Methods: We performed a prospective, observational study of 649 patients with acute ischaemic stroke and intracerebral haemorrhagic stroke (ICH). Information on age, sex, history of arterial hypertension, diabetes mellitus, drinking, current smoking status, stroke type, Glasgow Coma Scale and Scandinavian Stroke Scale score, time from stroke onset, and presence of atrial fibrillation was obtained. Serum lipid levels were measured in blood samples taken from fasting patients 12 to 48 hours following ictus. Death and poor neurological outcome (Modified Rankin Scale score of > or =3 points) were defined as outcome events. A logistic regression model was performed to estimate the effect of the above variables on outcome after stroke.
Results: We found that the median levels of serum total cholesterol (TC), triglycerides (TG) and high-density lipoprotein cholesterol (HDL-C) in good outcome patients with acute stroke were significantly higher (P<0.005) than those of poor outcome patients.

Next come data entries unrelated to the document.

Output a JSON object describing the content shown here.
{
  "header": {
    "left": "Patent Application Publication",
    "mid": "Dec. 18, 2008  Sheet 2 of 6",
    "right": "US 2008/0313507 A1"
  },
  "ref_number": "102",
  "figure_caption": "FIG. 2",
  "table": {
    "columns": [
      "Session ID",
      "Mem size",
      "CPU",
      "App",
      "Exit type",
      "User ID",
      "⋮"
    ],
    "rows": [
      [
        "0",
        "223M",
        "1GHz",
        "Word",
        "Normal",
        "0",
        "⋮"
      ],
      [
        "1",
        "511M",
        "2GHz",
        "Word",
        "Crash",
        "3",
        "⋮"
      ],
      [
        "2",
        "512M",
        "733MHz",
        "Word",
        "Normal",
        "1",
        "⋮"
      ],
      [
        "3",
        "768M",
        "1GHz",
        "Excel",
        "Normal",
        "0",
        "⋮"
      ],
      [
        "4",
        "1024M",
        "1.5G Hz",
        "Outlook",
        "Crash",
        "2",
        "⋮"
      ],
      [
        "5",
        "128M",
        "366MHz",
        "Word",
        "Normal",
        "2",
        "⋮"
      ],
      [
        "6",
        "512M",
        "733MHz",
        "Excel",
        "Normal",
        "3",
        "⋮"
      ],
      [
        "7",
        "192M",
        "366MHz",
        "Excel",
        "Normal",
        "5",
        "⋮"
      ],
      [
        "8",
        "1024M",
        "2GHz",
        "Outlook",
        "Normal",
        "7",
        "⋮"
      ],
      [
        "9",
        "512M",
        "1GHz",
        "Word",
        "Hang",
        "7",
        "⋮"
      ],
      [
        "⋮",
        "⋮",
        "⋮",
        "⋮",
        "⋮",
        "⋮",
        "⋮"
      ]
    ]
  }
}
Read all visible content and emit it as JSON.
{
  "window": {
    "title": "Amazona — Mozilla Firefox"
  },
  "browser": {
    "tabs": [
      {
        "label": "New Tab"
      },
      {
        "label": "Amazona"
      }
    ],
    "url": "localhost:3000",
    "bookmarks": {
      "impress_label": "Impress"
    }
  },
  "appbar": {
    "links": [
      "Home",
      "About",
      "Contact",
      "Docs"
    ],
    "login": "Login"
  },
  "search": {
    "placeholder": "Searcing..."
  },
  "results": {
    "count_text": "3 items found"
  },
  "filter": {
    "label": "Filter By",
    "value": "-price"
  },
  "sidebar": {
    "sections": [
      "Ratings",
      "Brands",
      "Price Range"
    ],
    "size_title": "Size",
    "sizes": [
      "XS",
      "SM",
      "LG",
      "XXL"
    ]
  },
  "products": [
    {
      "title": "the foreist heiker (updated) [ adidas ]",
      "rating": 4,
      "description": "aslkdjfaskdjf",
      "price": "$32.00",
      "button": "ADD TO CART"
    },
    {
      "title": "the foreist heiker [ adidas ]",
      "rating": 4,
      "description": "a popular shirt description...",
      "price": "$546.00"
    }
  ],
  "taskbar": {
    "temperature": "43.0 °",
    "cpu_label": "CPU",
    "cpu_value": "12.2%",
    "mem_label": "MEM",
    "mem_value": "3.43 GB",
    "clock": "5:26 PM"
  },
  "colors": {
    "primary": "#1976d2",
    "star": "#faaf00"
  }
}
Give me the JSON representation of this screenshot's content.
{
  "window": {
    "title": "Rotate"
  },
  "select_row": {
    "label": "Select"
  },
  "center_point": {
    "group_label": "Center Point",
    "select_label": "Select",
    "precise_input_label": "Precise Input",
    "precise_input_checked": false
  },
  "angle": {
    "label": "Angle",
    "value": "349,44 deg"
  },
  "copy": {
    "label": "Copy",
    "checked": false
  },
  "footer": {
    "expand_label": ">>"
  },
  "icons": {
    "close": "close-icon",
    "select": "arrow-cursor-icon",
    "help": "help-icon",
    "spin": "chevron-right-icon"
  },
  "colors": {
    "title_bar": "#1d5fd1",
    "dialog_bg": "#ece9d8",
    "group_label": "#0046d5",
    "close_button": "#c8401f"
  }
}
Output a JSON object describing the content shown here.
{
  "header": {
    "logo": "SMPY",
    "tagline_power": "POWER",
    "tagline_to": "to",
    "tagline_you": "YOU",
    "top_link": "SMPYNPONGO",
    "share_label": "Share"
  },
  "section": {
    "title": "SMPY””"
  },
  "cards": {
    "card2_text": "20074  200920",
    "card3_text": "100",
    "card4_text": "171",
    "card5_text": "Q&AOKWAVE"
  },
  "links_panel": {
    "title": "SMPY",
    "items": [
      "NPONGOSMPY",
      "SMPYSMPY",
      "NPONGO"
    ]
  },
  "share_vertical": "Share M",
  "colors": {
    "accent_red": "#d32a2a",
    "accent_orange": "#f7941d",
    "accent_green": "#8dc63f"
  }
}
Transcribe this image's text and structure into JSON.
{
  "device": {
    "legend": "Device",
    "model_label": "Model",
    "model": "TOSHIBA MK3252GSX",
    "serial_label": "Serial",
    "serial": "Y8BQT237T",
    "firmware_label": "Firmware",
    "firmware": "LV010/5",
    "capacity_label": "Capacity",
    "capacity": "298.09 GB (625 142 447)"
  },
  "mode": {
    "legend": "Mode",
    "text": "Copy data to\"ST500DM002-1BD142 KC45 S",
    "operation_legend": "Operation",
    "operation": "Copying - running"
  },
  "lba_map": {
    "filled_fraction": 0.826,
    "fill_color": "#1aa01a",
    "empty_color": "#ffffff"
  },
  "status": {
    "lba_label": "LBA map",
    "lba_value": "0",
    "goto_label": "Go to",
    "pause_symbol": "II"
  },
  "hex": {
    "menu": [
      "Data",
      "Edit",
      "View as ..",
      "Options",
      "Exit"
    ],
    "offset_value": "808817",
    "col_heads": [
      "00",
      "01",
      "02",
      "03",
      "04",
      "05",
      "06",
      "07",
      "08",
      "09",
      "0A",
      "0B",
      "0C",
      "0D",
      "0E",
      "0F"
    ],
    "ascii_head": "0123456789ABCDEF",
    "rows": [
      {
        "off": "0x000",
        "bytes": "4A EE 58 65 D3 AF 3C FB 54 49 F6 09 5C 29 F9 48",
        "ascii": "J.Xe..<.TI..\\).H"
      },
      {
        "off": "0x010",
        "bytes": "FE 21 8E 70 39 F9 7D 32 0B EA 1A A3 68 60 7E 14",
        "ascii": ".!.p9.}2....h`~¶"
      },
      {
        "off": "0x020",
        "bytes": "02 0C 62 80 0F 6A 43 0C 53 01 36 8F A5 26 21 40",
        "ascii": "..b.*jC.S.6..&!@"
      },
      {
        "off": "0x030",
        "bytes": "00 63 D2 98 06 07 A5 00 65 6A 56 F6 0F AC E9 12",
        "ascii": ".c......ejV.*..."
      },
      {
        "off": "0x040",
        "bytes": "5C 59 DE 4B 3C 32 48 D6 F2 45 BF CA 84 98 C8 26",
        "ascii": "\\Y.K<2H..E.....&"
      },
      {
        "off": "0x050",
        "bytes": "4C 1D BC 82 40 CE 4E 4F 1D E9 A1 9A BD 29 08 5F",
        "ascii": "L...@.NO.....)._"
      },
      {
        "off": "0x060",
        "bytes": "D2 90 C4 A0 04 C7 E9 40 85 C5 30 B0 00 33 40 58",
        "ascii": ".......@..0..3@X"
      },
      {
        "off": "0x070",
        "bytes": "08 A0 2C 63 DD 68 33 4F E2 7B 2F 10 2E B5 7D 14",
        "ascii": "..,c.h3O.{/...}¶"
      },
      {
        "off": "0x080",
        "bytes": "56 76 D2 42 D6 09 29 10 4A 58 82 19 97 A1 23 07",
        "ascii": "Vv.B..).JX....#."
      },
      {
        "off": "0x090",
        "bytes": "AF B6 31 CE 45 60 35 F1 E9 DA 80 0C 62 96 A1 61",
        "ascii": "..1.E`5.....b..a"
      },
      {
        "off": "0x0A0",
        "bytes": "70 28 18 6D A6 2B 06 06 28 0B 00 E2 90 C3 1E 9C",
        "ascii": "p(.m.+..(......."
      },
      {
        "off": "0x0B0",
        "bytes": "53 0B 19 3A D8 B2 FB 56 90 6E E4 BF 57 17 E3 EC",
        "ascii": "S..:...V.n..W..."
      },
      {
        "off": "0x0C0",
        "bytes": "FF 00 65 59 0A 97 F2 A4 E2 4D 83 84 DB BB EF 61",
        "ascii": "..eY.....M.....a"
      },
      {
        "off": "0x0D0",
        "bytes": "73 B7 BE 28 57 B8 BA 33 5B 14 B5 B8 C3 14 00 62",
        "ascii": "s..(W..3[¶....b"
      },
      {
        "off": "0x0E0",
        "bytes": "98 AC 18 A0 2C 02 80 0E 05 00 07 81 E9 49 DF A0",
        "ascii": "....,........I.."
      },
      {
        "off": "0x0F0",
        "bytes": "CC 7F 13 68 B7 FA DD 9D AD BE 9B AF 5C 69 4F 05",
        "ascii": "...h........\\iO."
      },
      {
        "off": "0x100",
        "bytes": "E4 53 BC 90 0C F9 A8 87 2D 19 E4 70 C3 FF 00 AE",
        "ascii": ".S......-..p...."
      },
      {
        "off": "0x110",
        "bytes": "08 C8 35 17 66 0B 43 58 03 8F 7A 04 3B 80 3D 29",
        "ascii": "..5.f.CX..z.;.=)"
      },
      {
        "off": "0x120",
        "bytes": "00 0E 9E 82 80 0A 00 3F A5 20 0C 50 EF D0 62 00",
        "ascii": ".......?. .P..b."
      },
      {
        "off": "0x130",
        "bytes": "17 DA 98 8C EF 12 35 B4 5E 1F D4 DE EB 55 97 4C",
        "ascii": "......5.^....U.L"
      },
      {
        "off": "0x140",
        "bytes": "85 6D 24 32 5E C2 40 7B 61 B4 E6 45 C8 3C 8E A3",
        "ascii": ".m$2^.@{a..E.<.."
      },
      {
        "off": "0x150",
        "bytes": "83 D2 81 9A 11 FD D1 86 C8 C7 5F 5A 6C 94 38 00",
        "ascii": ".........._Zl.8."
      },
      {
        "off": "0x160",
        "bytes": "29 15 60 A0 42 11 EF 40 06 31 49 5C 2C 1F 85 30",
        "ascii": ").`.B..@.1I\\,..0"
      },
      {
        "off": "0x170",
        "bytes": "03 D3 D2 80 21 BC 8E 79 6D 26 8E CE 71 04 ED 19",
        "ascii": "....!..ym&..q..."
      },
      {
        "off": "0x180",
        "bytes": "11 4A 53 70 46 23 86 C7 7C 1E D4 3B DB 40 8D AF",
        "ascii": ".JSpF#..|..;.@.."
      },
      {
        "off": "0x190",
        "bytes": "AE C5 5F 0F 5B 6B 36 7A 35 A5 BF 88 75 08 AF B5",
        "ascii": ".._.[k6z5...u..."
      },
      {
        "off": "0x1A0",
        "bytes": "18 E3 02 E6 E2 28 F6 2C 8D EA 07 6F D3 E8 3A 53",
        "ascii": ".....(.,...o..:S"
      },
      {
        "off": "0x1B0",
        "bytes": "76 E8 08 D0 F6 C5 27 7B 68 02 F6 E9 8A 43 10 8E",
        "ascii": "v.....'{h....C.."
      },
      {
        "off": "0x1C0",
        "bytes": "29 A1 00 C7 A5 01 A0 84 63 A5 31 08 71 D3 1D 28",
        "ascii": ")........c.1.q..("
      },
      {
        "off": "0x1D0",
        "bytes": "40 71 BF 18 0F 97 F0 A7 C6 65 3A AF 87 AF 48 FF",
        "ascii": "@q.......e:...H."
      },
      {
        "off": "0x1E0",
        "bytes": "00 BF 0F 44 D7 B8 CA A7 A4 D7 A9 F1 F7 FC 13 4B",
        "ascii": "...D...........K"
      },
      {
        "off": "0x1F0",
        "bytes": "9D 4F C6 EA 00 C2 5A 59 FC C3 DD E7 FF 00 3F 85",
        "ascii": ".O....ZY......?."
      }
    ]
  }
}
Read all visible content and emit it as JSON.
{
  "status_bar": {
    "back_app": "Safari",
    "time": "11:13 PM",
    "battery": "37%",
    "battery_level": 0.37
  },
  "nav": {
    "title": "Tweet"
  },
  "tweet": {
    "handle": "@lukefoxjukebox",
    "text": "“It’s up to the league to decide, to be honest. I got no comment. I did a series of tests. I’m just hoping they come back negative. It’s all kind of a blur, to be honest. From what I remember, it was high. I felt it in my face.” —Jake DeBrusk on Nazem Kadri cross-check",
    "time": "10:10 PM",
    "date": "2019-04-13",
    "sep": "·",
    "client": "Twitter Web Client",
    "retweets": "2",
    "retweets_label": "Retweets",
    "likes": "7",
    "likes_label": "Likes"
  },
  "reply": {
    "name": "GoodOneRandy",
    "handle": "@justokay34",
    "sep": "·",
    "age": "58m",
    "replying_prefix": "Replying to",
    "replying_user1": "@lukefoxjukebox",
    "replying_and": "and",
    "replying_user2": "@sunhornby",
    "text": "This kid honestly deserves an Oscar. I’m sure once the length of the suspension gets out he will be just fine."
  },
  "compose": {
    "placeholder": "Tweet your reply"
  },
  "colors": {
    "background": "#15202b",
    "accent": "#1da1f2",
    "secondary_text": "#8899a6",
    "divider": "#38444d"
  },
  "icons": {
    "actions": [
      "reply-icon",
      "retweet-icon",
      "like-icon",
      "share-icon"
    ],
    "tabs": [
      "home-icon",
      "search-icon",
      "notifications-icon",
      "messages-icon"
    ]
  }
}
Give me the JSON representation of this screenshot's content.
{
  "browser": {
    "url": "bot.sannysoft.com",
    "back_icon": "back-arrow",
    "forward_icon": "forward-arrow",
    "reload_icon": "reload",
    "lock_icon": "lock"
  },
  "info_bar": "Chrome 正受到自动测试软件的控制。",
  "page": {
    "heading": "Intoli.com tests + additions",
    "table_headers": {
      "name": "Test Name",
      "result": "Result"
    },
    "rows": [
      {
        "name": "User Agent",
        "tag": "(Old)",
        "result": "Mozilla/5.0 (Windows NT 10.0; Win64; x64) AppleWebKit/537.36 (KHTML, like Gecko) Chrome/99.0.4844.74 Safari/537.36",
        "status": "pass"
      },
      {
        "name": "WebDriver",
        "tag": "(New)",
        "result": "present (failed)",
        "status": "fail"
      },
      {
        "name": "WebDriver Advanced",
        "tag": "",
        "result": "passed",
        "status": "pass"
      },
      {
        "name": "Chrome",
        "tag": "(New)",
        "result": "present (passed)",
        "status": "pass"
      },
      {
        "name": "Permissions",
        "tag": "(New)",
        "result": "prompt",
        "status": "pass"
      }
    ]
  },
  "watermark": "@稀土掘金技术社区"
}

The low levels of serum TC, TG and HDL-C (P<0.05) were independently related to increased 3-month poor outcome after acute ischaemic stroke and ICH. However, there was no significant relationship between LDL-C levels and 3-month outcome.
Conclusion: The data from this study show that low levels of serum TC, TG and HDL-C are strong independent predictors of 3-month poor outcome in patients with acute ischaemic stroke and ICH.